Family Asphodelaceae s.l. > Subfamily Hemerocallidoideae.
Despite the name, and their previously being in family Liliaceae, daylilies are not lilies.
True lilies grow from a bulb and the single stem has leaves all the way up.
Daylilies have strap-like, basal leaves growing from thick roots.

There are 15 or 19 species of daylilies, 2 recognised hybrids and over 80,000 cultivars.

Clump forming plants growing from fibrous or thick rhizomatous roots.
Some species have roots that form tubers.
Just above ground is the small white crown from which the leaves and roots grow.
The strap-like, erect or arching green leaves are in compact, opposite ranks.
They can be evergreen or semi-evergreen and 1 m long.
Some cultivars have variegated leaves.

Inflorescences are a scape with the flowers at the top of a leafless stalk.
There are green, leaf-like bracts on the stalk.
A plant can produce 1 to 3 inflorescences per year.
They can be from 4 cm to 2 m long.
Inflorescences may or may not be branched.
There can be 1 to 20 flowers per inflorescence over a period.
Flowers only last a day and some bloom at night.

There are 6 tepals in 2 whorls sometimes called sepals and petals.
The basal parts of the tepals are fused into a long or short tube.
The free parts flare outwards making a funnel-shaped corolla.
Tepals have a midrib that may be a different colour.
The throat is usually a different colour.
There may be nectaries at the base of the inner tepals.

The original daylilies were yellow, orange, pale pink or bronze.
Cultivars now come in almost any colour except pure blue or white.
New colours include bright reds, mauves, greenish, and almost black or white.
Cultivars also include flowers with different sizes, shapes and ruffled tepals.

Each of the 6 stamens has an anther with 2 lobes.
The ovary, of 3 fused carpels, has 3 locules.
The single style, longer than the stamen filaments, has a small, 3-lobed stigma.
The fruit are ribbed capsules that can be round or elliptic.
The 3 chambers hold round or elliptic, black seeds.

Hemerocallis fulva.
The Orange daylily is an original species that has been cultivated for a very long time.

The narrow leaves are up to 90 cm long.
The funnel-shaped flowers are on stalks to 6 mm long.
The top of the corolla is up to 10 cm across.
The orange to yellow tepals are up to 8.5 cm long with the bases fused into a tube.
The tepals have a pale midrib and a wavy tip.
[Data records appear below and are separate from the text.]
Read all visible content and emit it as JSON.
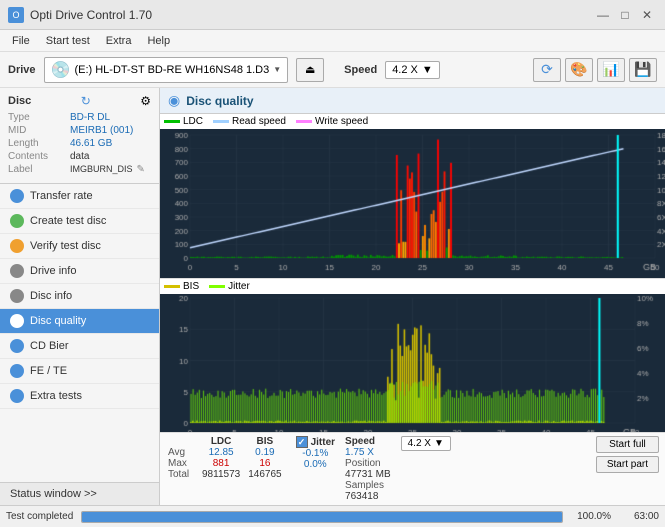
{
  "titleBar": {
    "title": "Opti Drive Control 1.70",
    "minimize": "—",
    "maximize": "□",
    "close": "✕"
  },
  "menuBar": {
    "items": [
      "File",
      "Start test",
      "Extra",
      "Help"
    ]
  },
  "driveBar": {
    "label": "Drive",
    "driveText": "(E:)  HL-DT-ST BD-RE  WH16NS48 1.D3",
    "speedLabel": "Speed",
    "speedValue": "4.2 X"
  },
  "sidebar": {
    "discLabel": "Disc",
    "discFields": [
      {
        "field": "Type",
        "value": "BD-R DL"
      },
      {
        "field": "MID",
        "value": "MEIRB1 (001)"
      },
      {
        "field": "Length",
        "value": "46.61 GB"
      },
      {
        "field": "Contents",
        "value": "data"
      },
      {
        "field": "Label",
        "value": "IMGBURN_DIS"
      }
    ],
    "navItems": [
      {
        "label": "Transfer rate",
        "active": false
      },
      {
        "label": "Create test disc",
        "active": false
      },
      {
        "label": "Verify test disc",
        "active": false
      },
      {
        "label": "Drive info",
        "active": false
      },
      {
        "label": "Disc info",
        "active": false
      },
      {
        "label": "Disc quality",
        "active": true
      },
      {
        "label": "CD Bier",
        "active": false
      },
      {
        "label": "FE / TE",
        "active": false
      },
      {
        "label": "Extra tests",
        "active": false
      }
    ],
    "statusWindow": "Status window >>"
  },
  "content": {
    "title": "Disc quality",
    "legend": {
      "ldc": "LDC",
      "readSpeed": "Read speed",
      "writeSpeed": "Write speed",
      "bis": "BIS",
      "jitter": "Jitter"
    }
  },
  "stats": {
    "columns": [
      "LDC",
      "BIS",
      "",
      "Jitter",
      "Speed",
      ""
    ],
    "avgRow": [
      "12.85",
      "0.19",
      "",
      "-0.1%",
      "1.75 X",
      "4.2 X"
    ],
    "maxRow": [
      "881",
      "16",
      "",
      "0.0%",
      "Position",
      "47731 MB"
    ],
    "totalRow": [
      "9811573",
      "146765",
      "",
      "",
      "Samples",
      "763418"
    ],
    "avgLabel": "Avg",
    "maxLabel": "Max",
    "totalLabel": "Total",
    "jitterLabel": "Jitter",
    "speedLabel": "Speed",
    "positionLabel": "Position",
    "samplesLabel": "Samples",
    "speedVal": "1.75 X",
    "speedDisplay": "4.2 X",
    "positionVal": "47731 MB",
    "samplesVal": "763418",
    "startFull": "Start full",
    "startPart": "Start part"
  },
  "statusBar": {
    "text": "Test completed",
    "progress": 100,
    "progressText": "100.0%",
    "time": "63:00"
  },
  "colors": {
    "ldc": "#00c000",
    "readSpeed": "#a0d0ff",
    "writeSpeed": "#ff80ff",
    "bis": "#d4c000",
    "jitter": "#80ff00",
    "accent": "#4a90d9"
  }
}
The 6 stamens are up to 7 cm long and the anthers 7 mm.
There is a superior ovary with a style up to 10 cm long.
The fruit are capsules up to 2.5 cm long and 1.5 cm wide with 3 compartments.